Burke in the Land of Silver has just been republished by Endeavour Press, and is available from Amazon.

Catch Tom on his Blog 

Blog Cabinet of Curiosities

Cabinet of Curio-stories – the Lost Ruskin Daguerrotypes

Ruskin - Venice
Venice. The Ducal Palace South Façade. ‘Eastern Windows’ Tracery Looking Out Towards the Lagoon, c.1849–1852. Quarter-plate daguerreotype. By John Ruskin and John Hobbs (Ruskin’s valet)

I have just visited Brantwood, the Lakeland bolt-hole of Victorian giant of arts and literature, John Ruskin. Whilst I was there, I came upon this fascinating story. When Ruskin died in 1900, he was largely-forgotten figure, having suffered from bouts of mental illnesss, brought on, it’s said by a sense of powerlessness to change the industrial world and bring better conditions for the poor and the working classes. So his library, paintings, and personal effects were sold off in what amounts to a car boot sale in 1936.

Everything was laid out on the lawn at his family home, Brantwood, near Coniston, and locals were invited to make offers. All his possessions were sold that day, and have only gradually made their way back to Brantwood, which is now a museum to Ruskin’s life. Ever since then, his wonderful drawings, manuscripts, books and items of furniture have been gradually reappearing as Cumbrian people finally realise what they are, and their significance. The daguerreotypes had been owned by an elderly man who had inherited them, and who wanted to sell, having no idea they were of much value.

Ruskin john_ruskin_small
John Ruskin

The Penrith auctioneers did not help much either, because they misread the label on the box as ‘Vienna’, instead of ‘Venice’, and put in a conservative estimate of £80. Imagine their surprise when two separate bidders – having spotted the possibility they could be Ruskin’s lost photographs – started to bid against each other, each desperate to have them, until the price reached a whopping £75,000. And even better, imagine the face of the elderly gentleman when he heard how much they had made!

So what is a daguerreotype?

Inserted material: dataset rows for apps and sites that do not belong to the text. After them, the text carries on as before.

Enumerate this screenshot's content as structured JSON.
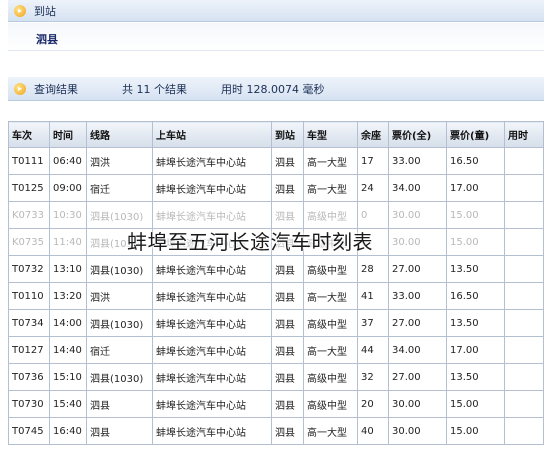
{
  "arrival_bar": {
    "label": "到站"
  },
  "arrival_station": "泗县",
  "results_bar": {
    "label": "查询结果",
    "count_text": "共 11 个结果",
    "time_text": "用时 128.0074 毫秒"
  },
  "table": {
    "headers": [
      "车次",
      "时间",
      "线路",
      "上车站",
      "到站",
      "车型",
      "余座",
      "票价(全)",
      "票价(童)",
      "用时"
    ],
    "rows": [
      [
        "T0111",
        "06:40",
        "泗洪",
        "蚌埠长途汽车中心站",
        "泗县",
        "高一大型",
        "17",
        "33.00",
        "16.50",
        ""
      ],
      [
        "T0125",
        "09:00",
        "宿迁",
        "蚌埠长途汽车中心站",
        "泗县",
        "高一大型",
        "24",
        "34.00",
        "17.00",
        ""
      ],
      [
        "K0733",
        "10:30",
        "泗县(1030)",
        "蚌埠长途汽车中心站",
        "泗县",
        "高级中型",
        "0",
        "30.00",
        "15.00",
        ""
      ],
      [
        "K0735",
        "11:40",
        "泗县(1030)",
        "蚌埠长途汽车中心站",
        "泗县",
        "高级中型",
        "0",
        "30.00",
        "15.00",
        ""
      ],
      [
        "T0732",
        "13:10",
        "泗县(1030)",
        "蚌埠长途汽车中心站",
        "泗县",
        "高级中型",
        "28",
        "27.00",
        "13.50",
        ""
      ],
      [
        "T0110",
        "13:20",
        "泗洪",
        "蚌埠长途汽车中心站",
        "泗县",
        "高一大型",
        "41",
        "33.00",
        "16.50",
        ""
      ],
      [
        "T0734",
        "14:00",
        "泗县(1030)",
        "蚌埠长途汽车中心站",
        "泗县",
        "高级中型",
        "37",
        "27.00",
        "13.50",
        ""
      ],
      [
        "T0127",
        "14:40",
        "宿迁",
        "蚌埠长途汽车中心站",
        "泗县",
        "高一大型",
        "44",
        "34.00",
        "17.00",
        ""
      ],
      [
        "T0736",
        "15:10",
        "泗县(1030)",
        "蚌埠长途汽车中心站",
        "泗县",
        "高级中型",
        "32",
        "27.00",
        "13.50",
        ""
      ],
      [
        "T0730",
        "15:40",
        "泗县",
        "蚌埠长途汽车中心站",
        "泗县",
        "高级中型",
        "20",
        "30.00",
        "15.00",
        ""
      ],
      [
        "T0745",
        "16:40",
        "泗县",
        "蚌埠长途汽车中心站",
        "泗县",
        "高一大型",
        "40",
        "30.00",
        "15.00",
        ""
      ]
    ]
  },
  "watermark_text": "蚌埠至五河长途汽车时刻表",
  "colors": {
    "header_bar": "#d6e2f2",
    "border": "#b4c0d2",
    "station_text": "#1a2a6a"
  }
}
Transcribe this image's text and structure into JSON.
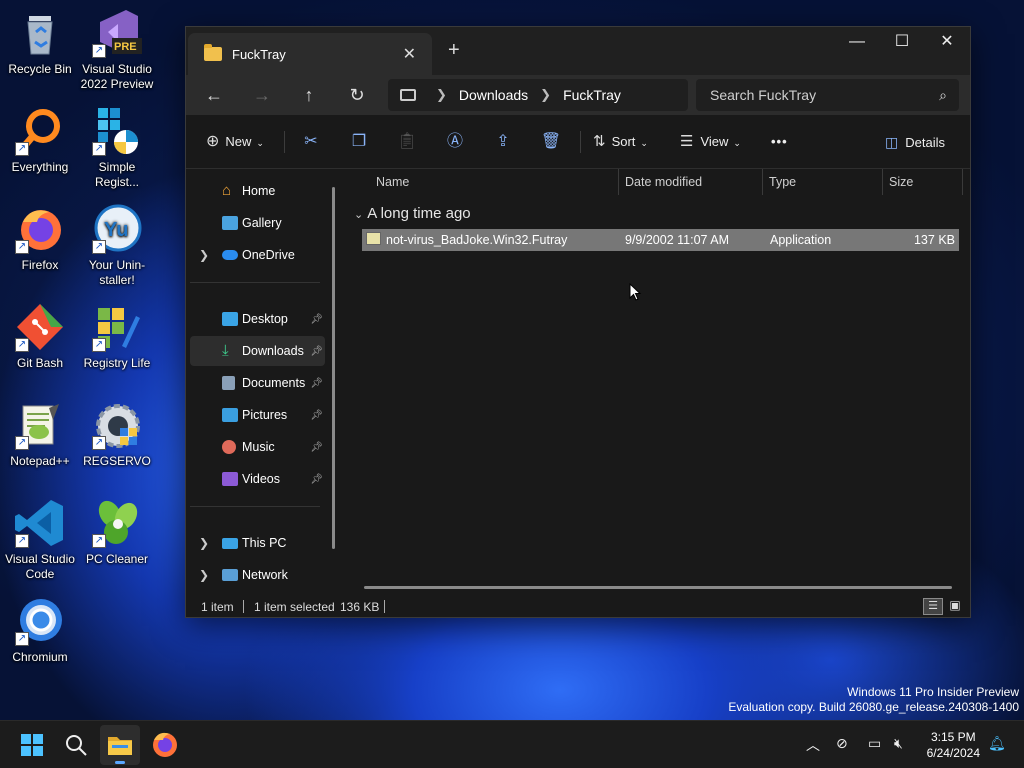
{
  "desktop": {
    "icons": [
      {
        "label": "Recycle Bin"
      },
      {
        "label": "Visual Studio 2022 Preview",
        "badge": "PRE"
      },
      {
        "label": "Everything"
      },
      {
        "label": "Simple Regist..."
      },
      {
        "label": "Firefox"
      },
      {
        "label": "Your Unin-staller!"
      },
      {
        "label": "Git Bash"
      },
      {
        "label": "Registry Life"
      },
      {
        "label": "Notepad++"
      },
      {
        "label": "REGSERVO"
      },
      {
        "label": "Visual Studio Code"
      },
      {
        "label": "PC Cleaner"
      },
      {
        "label": "Chromium"
      }
    ]
  },
  "explorer": {
    "tab_title": "FuckTray",
    "address": {
      "segments": [
        "Downloads",
        "FuckTray"
      ]
    },
    "search_placeholder": "Search FuckTray",
    "toolbar": {
      "new_label": "New",
      "sort_label": "Sort",
      "view_label": "View",
      "more_label": "•••",
      "details_label": "Details"
    },
    "sidebar": {
      "items": [
        "Home",
        "Gallery",
        "OneDrive",
        "Desktop",
        "Downloads",
        "Documents",
        "Pictures",
        "Music",
        "Videos",
        "This PC",
        "Network"
      ]
    },
    "columns": [
      "Name",
      "Date modified",
      "Type",
      "Size"
    ],
    "group_label": "A long time ago",
    "files": [
      {
        "name": "not-virus_BadJoke.Win32.Futray",
        "date": "9/9/2002 11:07 AM",
        "type": "Application",
        "size": "137 KB"
      }
    ],
    "status": {
      "count": "1 item",
      "selected": "1 item selected",
      "size": "136 KB"
    }
  },
  "watermark": {
    "line1": "Windows 11 Pro Insider Preview",
    "line2": "Evaluation copy. Build 26080.ge_release.240308-1400"
  },
  "taskbar": {
    "time": "3:15 PM",
    "date": "6/24/2024"
  },
  "colors": {
    "accent": "#5aa7ff",
    "folder": "#f1c04d",
    "selection": "#777777"
  }
}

A daguerreotype photograph is one where, because of the process, each photograph is unique. The daguerreotype was the first commercially successful process in the history of photography. It uses an iodine-sensitized silvered plate, or even a real silver plate, and mercury vapour to produce the image. It was named after the inventor, Louis Jacques Mandé Daguerre. Nowadays, daguerreotypes are scarce, though some contemporary artists have re-embraced the medium today. Daguerrotypes can give very sharp and luminous images.

Ruskin The_Casa_d_Oro_Venice_Ruskin
The Casa d’Oro, Venice by Ruskin


BBC News  The Telegraph Brantwood, Coniston

Quotations by Ruskin:

‘Fit yourself for the best society, and then, never enter it.’

‘Quality is never an accident. It is always the result of intelligent effort.’

‘There is hardly anything in the world that some man cannot make a little worse and sell a little cheaper, and the people who consider price only are this man’s lawful prey.’

Pictures from Wikipedia and The Telegraph.